The ruffed grouse (Bonasa umbellus) is a medium-size non-migratory bird that typically breeds from Alaska to Canada. It is also the national bird of the state Pennsylvania, United States. Ruffed grouse is further classified into 14 subspecies. The grouse has got the loudest of the drumming sounds. It is thought to make habitats in woodlands. The global population of ruffed grouses is 18,000,000.
Ruffed Grouse Facts
- Adult ruffed grouses have an unmistakable physical appearance in that they have tufts of black feathers around their neck. It is most prominent in males and these feathers finally gave this bird a name.
- Males reach a length of about 43 – 50 cm while females are 40 – 37 cm long.
- Adult males weigh up to 500 – 750 grams and females averaging 450 – 600 grams in weight.
- The ruffed grouse’s wingspan measures about 19.7–25.2 in (50–64 cm).
- It has mottled greyish brown plumage but it goes lighter at the belly and breast.
- The ruffed grouse possess a square tail and a ragged head crest.
- They lack hair at the grey-blue feet.
- Ruffed grouses are able to walk quite comfortably on snow and on icy branches.
- Both males and females are similar in plumage.
- It is nearly the size of an American crow.
Range & Habitat
- Ruffed grouses are native birds of United States and Canada. They have been introduced in the north-western Atlantic Ocean as well as in Miquelon and Saint Pierre islands.
- Grouses are thought to breed along the central Alaska, northwestern Minnesota, and northern Georgia.
- They typically make homes in a wide variety of habitats such as temperate forests, deciduous forests, montane and boreal forests. The ruffed grouse’s habitats must be abundant in mixed woodland and is dominated by poplar, birch, and aspen.
- The southern population seems to prefer mixed hardwood for example hickory and oak. They fell home in thick forests but small tree holes nevertheless offer much to the ruffed grouses.
- Ruffed grouses also occupy shrubby pastures, wetlands, and orchards.
- Ruffed grouses are permanent residents but they are expert fliers. It will spend much of its daylight hours on the ground.
- They prefer to walk on the ground instead of flying. Grouses will only fly when they are provoked. Thus they make a fairly short flight.
- Males become noisy during the courtship display. It involves drumming Their thumping sound is so loud that it can be heard at a distance of about quarter of a mile.
- Grouses will utter sounds like whining or clucking when they are alarmed. They also produce other sounds such as peeping, hissing, and
Feeding Ecology & Diet
- Ruffed grouses have an omnivorous diet as they mainly eat seeds, leaves, woody plants, fruits of ferns, insects, and buds. The bird also relies on many other invertebrates.

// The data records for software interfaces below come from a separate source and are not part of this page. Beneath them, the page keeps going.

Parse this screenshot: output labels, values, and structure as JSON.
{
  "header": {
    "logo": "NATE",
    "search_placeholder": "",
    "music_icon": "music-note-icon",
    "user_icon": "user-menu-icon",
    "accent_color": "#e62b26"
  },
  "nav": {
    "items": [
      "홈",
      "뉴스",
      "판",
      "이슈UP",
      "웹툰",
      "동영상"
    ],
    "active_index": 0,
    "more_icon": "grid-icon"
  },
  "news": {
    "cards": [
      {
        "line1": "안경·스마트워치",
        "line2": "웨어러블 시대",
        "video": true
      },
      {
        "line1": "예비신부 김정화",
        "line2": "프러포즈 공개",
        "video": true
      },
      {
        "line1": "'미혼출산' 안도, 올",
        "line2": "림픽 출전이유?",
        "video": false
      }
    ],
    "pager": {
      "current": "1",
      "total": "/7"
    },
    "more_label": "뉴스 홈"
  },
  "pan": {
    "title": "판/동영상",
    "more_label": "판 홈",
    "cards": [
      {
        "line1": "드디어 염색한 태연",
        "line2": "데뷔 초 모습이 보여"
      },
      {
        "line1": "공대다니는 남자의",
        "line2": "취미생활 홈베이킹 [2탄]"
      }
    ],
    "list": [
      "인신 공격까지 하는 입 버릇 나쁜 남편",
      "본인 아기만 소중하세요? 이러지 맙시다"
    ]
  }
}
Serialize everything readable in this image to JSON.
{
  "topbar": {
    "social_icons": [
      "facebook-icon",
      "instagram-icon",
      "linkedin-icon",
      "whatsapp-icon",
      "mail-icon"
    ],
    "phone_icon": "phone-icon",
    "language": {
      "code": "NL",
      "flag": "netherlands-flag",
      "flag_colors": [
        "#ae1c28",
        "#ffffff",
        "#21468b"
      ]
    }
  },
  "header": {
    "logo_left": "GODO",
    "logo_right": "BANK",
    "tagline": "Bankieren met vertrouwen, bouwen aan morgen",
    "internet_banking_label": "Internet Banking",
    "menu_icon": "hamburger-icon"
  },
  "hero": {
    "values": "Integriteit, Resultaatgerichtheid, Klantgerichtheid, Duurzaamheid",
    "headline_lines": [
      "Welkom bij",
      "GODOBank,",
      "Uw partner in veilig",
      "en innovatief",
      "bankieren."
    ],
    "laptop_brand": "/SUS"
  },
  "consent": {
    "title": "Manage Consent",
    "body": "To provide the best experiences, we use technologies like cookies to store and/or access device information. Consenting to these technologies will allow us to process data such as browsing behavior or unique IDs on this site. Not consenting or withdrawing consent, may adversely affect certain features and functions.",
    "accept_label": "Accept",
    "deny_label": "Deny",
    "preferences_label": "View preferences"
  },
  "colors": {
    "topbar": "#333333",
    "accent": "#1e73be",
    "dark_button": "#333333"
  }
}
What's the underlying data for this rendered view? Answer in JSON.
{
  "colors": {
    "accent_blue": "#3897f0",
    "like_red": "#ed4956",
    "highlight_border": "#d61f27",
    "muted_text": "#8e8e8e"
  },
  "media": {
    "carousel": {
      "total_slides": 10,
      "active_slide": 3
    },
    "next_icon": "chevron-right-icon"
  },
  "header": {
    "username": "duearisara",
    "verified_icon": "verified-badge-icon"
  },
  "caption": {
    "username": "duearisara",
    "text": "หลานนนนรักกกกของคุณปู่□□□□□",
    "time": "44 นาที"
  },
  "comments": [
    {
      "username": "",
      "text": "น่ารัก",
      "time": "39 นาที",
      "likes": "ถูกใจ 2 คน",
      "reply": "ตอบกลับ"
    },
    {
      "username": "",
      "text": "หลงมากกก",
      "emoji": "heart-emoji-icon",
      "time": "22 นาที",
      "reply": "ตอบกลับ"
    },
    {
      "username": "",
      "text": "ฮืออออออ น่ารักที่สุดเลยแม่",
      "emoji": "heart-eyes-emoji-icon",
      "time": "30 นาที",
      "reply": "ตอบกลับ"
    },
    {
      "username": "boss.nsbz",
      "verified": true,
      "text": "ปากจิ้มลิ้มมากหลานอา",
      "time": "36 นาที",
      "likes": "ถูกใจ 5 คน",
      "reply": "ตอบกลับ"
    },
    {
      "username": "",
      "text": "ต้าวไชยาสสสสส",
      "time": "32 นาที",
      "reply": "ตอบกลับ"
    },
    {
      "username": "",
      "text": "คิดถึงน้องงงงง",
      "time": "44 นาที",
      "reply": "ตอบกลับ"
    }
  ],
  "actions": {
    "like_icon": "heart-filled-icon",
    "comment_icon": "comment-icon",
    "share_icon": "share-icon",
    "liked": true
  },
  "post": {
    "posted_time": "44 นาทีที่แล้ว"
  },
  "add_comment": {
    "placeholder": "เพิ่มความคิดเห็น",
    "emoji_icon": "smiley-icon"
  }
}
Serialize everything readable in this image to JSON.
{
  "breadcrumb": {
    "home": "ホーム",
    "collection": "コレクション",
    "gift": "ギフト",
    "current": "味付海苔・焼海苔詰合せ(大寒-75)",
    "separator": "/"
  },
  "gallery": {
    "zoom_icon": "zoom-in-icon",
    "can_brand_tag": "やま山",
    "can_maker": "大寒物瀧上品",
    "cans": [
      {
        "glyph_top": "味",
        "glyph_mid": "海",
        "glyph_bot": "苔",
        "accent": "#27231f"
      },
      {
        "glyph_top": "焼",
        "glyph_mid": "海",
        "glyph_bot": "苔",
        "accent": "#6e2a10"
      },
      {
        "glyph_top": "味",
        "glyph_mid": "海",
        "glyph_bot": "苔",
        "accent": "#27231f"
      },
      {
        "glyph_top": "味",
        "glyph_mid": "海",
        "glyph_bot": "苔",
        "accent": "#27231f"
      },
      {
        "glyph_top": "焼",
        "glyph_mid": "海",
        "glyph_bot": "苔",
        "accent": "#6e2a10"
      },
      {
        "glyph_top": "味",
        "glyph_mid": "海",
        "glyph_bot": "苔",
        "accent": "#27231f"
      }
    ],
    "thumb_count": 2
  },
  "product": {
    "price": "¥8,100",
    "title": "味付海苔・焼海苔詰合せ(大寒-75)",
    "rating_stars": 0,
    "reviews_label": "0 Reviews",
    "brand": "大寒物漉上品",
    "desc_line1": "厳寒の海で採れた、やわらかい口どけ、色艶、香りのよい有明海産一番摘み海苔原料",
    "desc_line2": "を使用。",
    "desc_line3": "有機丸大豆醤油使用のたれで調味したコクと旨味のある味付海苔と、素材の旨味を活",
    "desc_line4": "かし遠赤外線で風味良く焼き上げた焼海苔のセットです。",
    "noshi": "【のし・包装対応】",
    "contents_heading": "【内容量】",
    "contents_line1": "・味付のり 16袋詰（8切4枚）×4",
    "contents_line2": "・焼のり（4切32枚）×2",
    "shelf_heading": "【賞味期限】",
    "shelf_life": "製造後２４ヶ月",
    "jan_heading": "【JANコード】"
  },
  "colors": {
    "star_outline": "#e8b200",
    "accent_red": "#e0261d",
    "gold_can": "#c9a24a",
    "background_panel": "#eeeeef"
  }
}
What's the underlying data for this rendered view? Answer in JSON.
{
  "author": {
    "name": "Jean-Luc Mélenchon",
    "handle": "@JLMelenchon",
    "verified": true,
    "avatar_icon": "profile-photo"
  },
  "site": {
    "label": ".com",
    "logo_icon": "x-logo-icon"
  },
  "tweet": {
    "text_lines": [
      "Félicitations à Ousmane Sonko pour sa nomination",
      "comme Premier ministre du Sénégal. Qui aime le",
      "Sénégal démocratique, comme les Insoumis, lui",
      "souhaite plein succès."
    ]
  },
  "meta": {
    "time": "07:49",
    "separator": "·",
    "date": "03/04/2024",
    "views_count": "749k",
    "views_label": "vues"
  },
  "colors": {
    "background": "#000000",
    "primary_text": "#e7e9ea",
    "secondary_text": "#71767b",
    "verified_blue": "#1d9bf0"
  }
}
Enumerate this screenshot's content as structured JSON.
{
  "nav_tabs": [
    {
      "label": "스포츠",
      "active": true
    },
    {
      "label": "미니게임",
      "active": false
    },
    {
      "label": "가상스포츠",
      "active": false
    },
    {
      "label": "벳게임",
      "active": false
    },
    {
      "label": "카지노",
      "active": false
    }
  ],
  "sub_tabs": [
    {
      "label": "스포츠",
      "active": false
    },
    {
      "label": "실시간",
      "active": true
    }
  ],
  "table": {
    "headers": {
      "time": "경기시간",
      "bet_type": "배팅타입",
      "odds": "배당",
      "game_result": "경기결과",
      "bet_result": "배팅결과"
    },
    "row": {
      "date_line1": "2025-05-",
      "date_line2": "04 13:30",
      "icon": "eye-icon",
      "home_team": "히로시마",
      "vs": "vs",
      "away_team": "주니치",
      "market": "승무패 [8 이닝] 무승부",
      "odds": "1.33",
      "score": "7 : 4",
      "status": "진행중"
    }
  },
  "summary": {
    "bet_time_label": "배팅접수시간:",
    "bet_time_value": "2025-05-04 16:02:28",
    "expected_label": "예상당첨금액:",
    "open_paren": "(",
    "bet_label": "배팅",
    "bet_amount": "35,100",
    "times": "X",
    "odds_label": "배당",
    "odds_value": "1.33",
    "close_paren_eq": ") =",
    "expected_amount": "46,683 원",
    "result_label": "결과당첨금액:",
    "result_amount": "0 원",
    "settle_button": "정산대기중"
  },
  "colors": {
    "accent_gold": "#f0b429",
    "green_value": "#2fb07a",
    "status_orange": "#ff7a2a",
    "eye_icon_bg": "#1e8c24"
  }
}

- The ruffed grouse’s diet consists of aspen catkin buds, mountain ash, birch, dogwood, clover leaves, and poplar.
- During spring grouses will consume dandelions, trees, shoots of plants, and shrubs. They also feed on blueberries and blackberries. Young grouses eat spiders and small insects.
- The breeding season occurs in April and May. At other times if the grouse drums then it’ll probably try to defend its territories.
- The male leaves immediately after mating while females claim the responsibility of rearing the chicks. She does not only rear a chick but also she builds a nest on the ground. The nest is usually lined with dry leaves and pine needles.
- The ruffed grouse’s nest measure 6 inches across with the depth averaging 3 inches.
- The female camouflages the nest using low vegetation in a fallen log or tree.
- The clutch size is about 9 – 12 buff-colored eggs. Eggs measure 5–1.6 in (3.78–4.14 cm).
- Chicks may feed themselves 24 hours after hatching. They show sandy brown down at birth.
- The incubation period lasts 24 days.
- Chicks fledge out in about 12 days.
- Predators of the ruffed grouses include goshawk, great horned owl, and many other birds of prey. Prominent among mammals are bobcat and fox.